Sisulu appoints members of interim Defence Commission

Monday, September 21, 2009

Cape Town - Defence and Military Veterans Minister, Lindiwe Sisulu, on Monday appointed ten members to the interim National Defence Force Service Commission to assess the working conditions of soldiers.

According to the minister, the Commission will function on an interim basis until a permanent one is established though legislation.

The Commission will be an independent body established to provide expert advice to the minister on all matters pertaining to the conditions of service of the members of the military.

Members of the new Commission consist of experts from the civil society, academia and business sector.

The chairperson of the interim Commission is the presiding judge of the Boeremag trial, Judge Lebotsang Ronnie Bosielo of the North Gauteng High Court.

Other members include Bishop Malusi Mpumlwana, deputy chair of the President's Advisory Council on National Orders and General Lambert Lehlohonolo Moloi, director of Denel and former chief of the service corps of the South African National Defence Force.

Rashid Aboobaker Ismail, who was a general manager and head of currency and protection services at the South African Reserve Bank, was also appointed as a member of the Commission.

Professor Renfrew Christie, economist and Dean of Research at the University of the Western Cape and Dr Anna Mokgokgong, a medical doctor and business leader have also been appointed.

Other members include Member of Parliament, Bantu Holomisa and Vice Chancellor of the Nelson Mandela Metropolitan University, Professor Derrick Swartz.

The last two members are Members of Parliament, Pieter Groenewald and chair of the Joint Standing Committee of Defence and Military Veterans, Hlengiwe Mgabadeli.

Sisulu said the formal appointment procedures of the members and the Commission's terms of reference are being finalised.

She said the commission would start operating immediately and report back to her office and Parliament on a regular basis.

"It must also interact with the soldiers through the due protocols of the Defence Force and other relevant role players and interested parties.

"This will enable the commission to make appropriate recommendations to the executive," she said.

In doing its work, the Commission will conduct interviews with members of the military, conduct research and embark on international benchmarking exercises to ensure that the conditions of service are broadly in line with international best practice.

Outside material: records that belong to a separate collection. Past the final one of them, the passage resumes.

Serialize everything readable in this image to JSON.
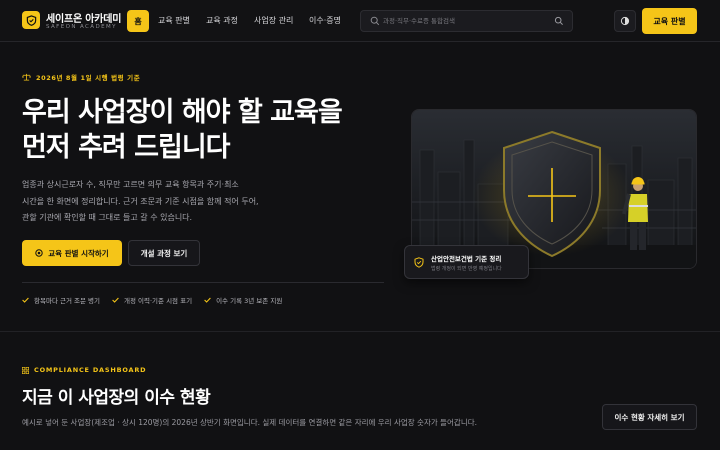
{
  "header": {
    "brand_name": "세이프온 아카데미",
    "brand_sub": "SAFEON ACADEMY",
    "home_label": "홈",
    "nav": [
      "교육 판별",
      "교육 과정",
      "사업장 관리",
      "이수·증명"
    ],
    "search_placeholder": "과정·직무·수료증 통합검색",
    "cta_label": "교육 판별"
  },
  "hero": {
    "eyebrow": "2026년 8월 1일 시행 법령 기준",
    "headline_line1": "우리 사업장이 해야 할 교육을",
    "headline_line2": "먼저 추려 드립니다",
    "desc_line1": "업종과 상시근로자 수, 직무만 고르면 의무 교육 항목과 주기·최소",
    "desc_line2": "시간을 한 화면에 정리합니다. 근거 조문과 기준 시점을 함께 적어 두어,",
    "desc_line3": "관할 기관에 확인할 때 그대로 들고 갈 수 있습니다.",
    "primary_button": "교육 판별 시작하기",
    "secondary_button": "개설 과정 보기",
    "checks": [
      "항목마다 근거 조문 병기",
      "개정 이력·기준 시점 표기",
      "이수 기록 3년 보존 지원"
    ],
    "badge_title": "산업안전보건법 기준 정리",
    "badge_sub": "법령 개정이 되면 반영 예정입니다"
  },
  "dashboard": {
    "eyebrow": "COMPLIANCE DASHBOARD",
    "title": "지금 이 사업장의 이수 현황",
    "desc": "예시로 넣어 둔 사업장(제조업 · 상시 120명)의 2026년 상반기 화면입니다. 실제 데이터를 연결하면 같은 자리에 우리 사업장 숫자가 들어갑니다.",
    "detail_button": "이수 현황 자세히 보기"
  },
  "colors": {
    "accent": "#f5c518",
    "background": "#111113"
  },
  "icons": [
    "shield-logo-icon",
    "search-icon",
    "search-submit-icon",
    "theme-toggle-icon",
    "law-scale-icon",
    "check-icon",
    "shield-check-icon",
    "grid-icon"
  ]
}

Last month, soldiers belonging to the South African National Defence Force Union (SANDU) embarked on a violent protest at the Union Buildings over a wage dispute and conditions of their service.